Healthcare facilities nationwide are feeling the impact of climate change. Common conversations regarding preparing facilities for what lies ahead revolve around more hurricanes along the Atlantic coast and rising coastal waters everywhere. Now, add heat and HVAC considerations to the growing list of impacts many facilities will have to address.
As temperatures soared to historic highs recently, Providence Mount St. Vincent, a five-story brick building in Seattle, baked under the sun. With no central air conditioning, the nearly 100-year-old building and its 300 senior residents relied on portable AC units, fans and larger-scale cooling units borrowed from hospitals, according to The Seattle Times. Employees, already wearing face masks and shields to prevent COVID-19, wore ice-soaked cloths around their necks.

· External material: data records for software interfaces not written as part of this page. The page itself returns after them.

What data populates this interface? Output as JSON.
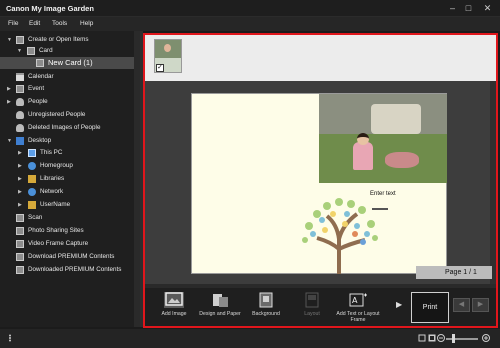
{
  "window": {
    "title": "Canon My Image Garden",
    "minimize_glyph": "–",
    "maximize_glyph": "□",
    "close_glyph": "✕"
  },
  "menu": [
    "File",
    "Edit",
    "Tools",
    "Help"
  ],
  "sidebar": {
    "items": [
      {
        "label": "Create or Open Items",
        "icon": "create-items-icon",
        "arrow": "▼"
      },
      {
        "label": "Card",
        "icon": "card-folder-icon",
        "arrow": "▼"
      },
      {
        "label": "New Card (1)",
        "icon": "card-item-icon",
        "arrow": ""
      },
      {
        "label": "Calendar",
        "icon": "calendar-icon",
        "arrow": ""
      },
      {
        "label": "Event",
        "icon": "event-icon",
        "arrow": "▶"
      },
      {
        "label": "People",
        "icon": "people-icon",
        "arrow": "▶"
      },
      {
        "label": "Unregistered People",
        "icon": "unregistered-people-icon",
        "arrow": ""
      },
      {
        "label": "Deleted Images of People",
        "icon": "deleted-people-icon",
        "arrow": ""
      },
      {
        "label": "Desktop",
        "icon": "desktop-icon",
        "arrow": "▼"
      },
      {
        "label": "This PC",
        "icon": "this-pc-icon",
        "arrow": "▶"
      },
      {
        "label": "Homegroup",
        "icon": "homegroup-icon",
        "arrow": "▶"
      },
      {
        "label": "Libraries",
        "icon": "libraries-icon",
        "arrow": "▶"
      },
      {
        "label": "Network",
        "icon": "network-icon",
        "arrow": "▶"
      },
      {
        "label": "UserName",
        "icon": "user-folder-icon",
        "arrow": "▶"
      },
      {
        "label": "Scan",
        "icon": "scan-icon",
        "arrow": ""
      },
      {
        "label": "Photo Sharing Sites",
        "icon": "photo-sharing-icon",
        "arrow": ""
      },
      {
        "label": "Video Frame Capture",
        "icon": "video-capture-icon",
        "arrow": ""
      },
      {
        "label": "Download PREMIUM Contents",
        "icon": "download-premium-icon",
        "arrow": ""
      },
      {
        "label": "Downloaded PREMIUM Contents",
        "icon": "downloaded-premium-icon",
        "arrow": ""
      }
    ]
  },
  "editor": {
    "enter_text": "Enter text",
    "page_indicator": "Page 1 / 1",
    "thumbnail_checked": "✓"
  },
  "toolbar": {
    "add_image": "Add Image",
    "design_and_paper": "Design and Paper",
    "background": "Background",
    "layout": "Layout",
    "add_text_or_layout_frame": "Add Text or Layout Frame",
    "next_glyph": "▶",
    "print": "Print",
    "prev_page_glyph": "◀",
    "next_page_glyph": "▶"
  },
  "colors": {
    "accent_frame": "#e0161c",
    "background": "#1b1b1b",
    "canvas_page": "#fefde8"
  }
}
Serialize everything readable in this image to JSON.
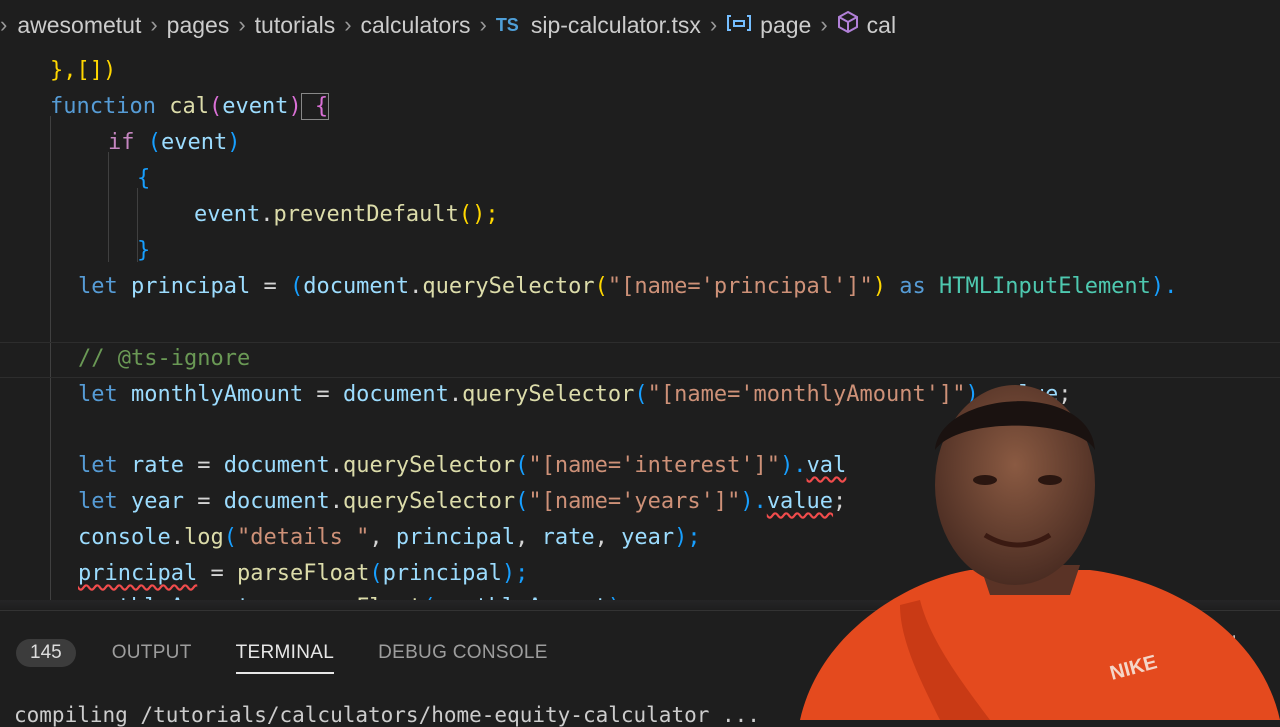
{
  "breadcrumb": {
    "items": [
      "awesometut",
      "pages",
      "tutorials",
      "calculators"
    ],
    "file_badge": "TS",
    "file": "sip-calculator.tsx",
    "symbol1": "page",
    "symbol2": "cal"
  },
  "code": {
    "l1": "},[])",
    "l2": [
      "function",
      " cal",
      "(",
      "event",
      ")",
      " {"
    ],
    "l3": [
      "if",
      " (",
      "event",
      ")"
    ],
    "l4": "{",
    "l5": [
      "event",
      ".",
      "preventDefault",
      "();"
    ],
    "l6": "}",
    "l7": [
      "let",
      " principal",
      " = ",
      "(",
      "document",
      ".",
      "querySelector",
      "(",
      "\"[name='principal']\"",
      ")",
      " as ",
      "HTMLInputElement",
      ")."
    ],
    "l8": "// @ts-ignore",
    "l9": [
      "let",
      " monthlyAmount",
      " = ",
      "document",
      ".",
      "querySelector",
      "(",
      "\"[name='monthlyAmount']\"",
      ").",
      "value",
      ";"
    ],
    "l10": [
      "let",
      " rate",
      " = ",
      "document",
      ".",
      "querySelector",
      "(",
      "\"[name='interest']\"",
      ").",
      "val"
    ],
    "l11": [
      "let",
      " year",
      " = ",
      "document",
      ".",
      "querySelector",
      "(",
      "\"[name='years']\"",
      ").",
      "value",
      ";"
    ],
    "l12": [
      "console",
      ".",
      "log",
      "(",
      "\"details \"",
      ", ",
      "principal",
      ", ",
      "rate",
      ", ",
      "year",
      ");"
    ],
    "l13": [
      "principal",
      " = ",
      "parseFloat",
      "(",
      "principal",
      ");"
    ],
    "l14": [
      "monthlyAmount",
      " = ",
      "parseFloat",
      "(",
      "monthlyAmount",
      ");"
    ]
  },
  "panel": {
    "problem_count": "145",
    "tabs": [
      "OUTPUT",
      "TERMINAL",
      "DEBUG CONSOLE"
    ],
    "active_tab": "TERMINAL",
    "terminal_line": "compiling /tutorials/calculators/home-equity-calculator ..."
  },
  "shirt_text": "NIKE",
  "colors": {
    "editor_bg": "#1e1e1e",
    "keyword": "#569cd6",
    "function": "#dcdcaa",
    "variable": "#9cdcfe",
    "string": "#ce9178",
    "type": "#4ec9b0",
    "comment": "#6a9955"
  }
}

The heat wave brought the hottest days ever recorded in Seattle. For the state’s approximately 4,000 long-term care facilities — which must comply with varying state regulations for cooling — the extreme temperatures underscored the need for air conditioning in the future, when experts say more heat waves should be expected as a result of climate change.
Nursing homes built after 2000 must have air conditioning, according to the state’s Department of Social and Health Services. But many were built before 2000, and their operators struggle to generate the capital funds needed to repair or upgrade HVAC systems.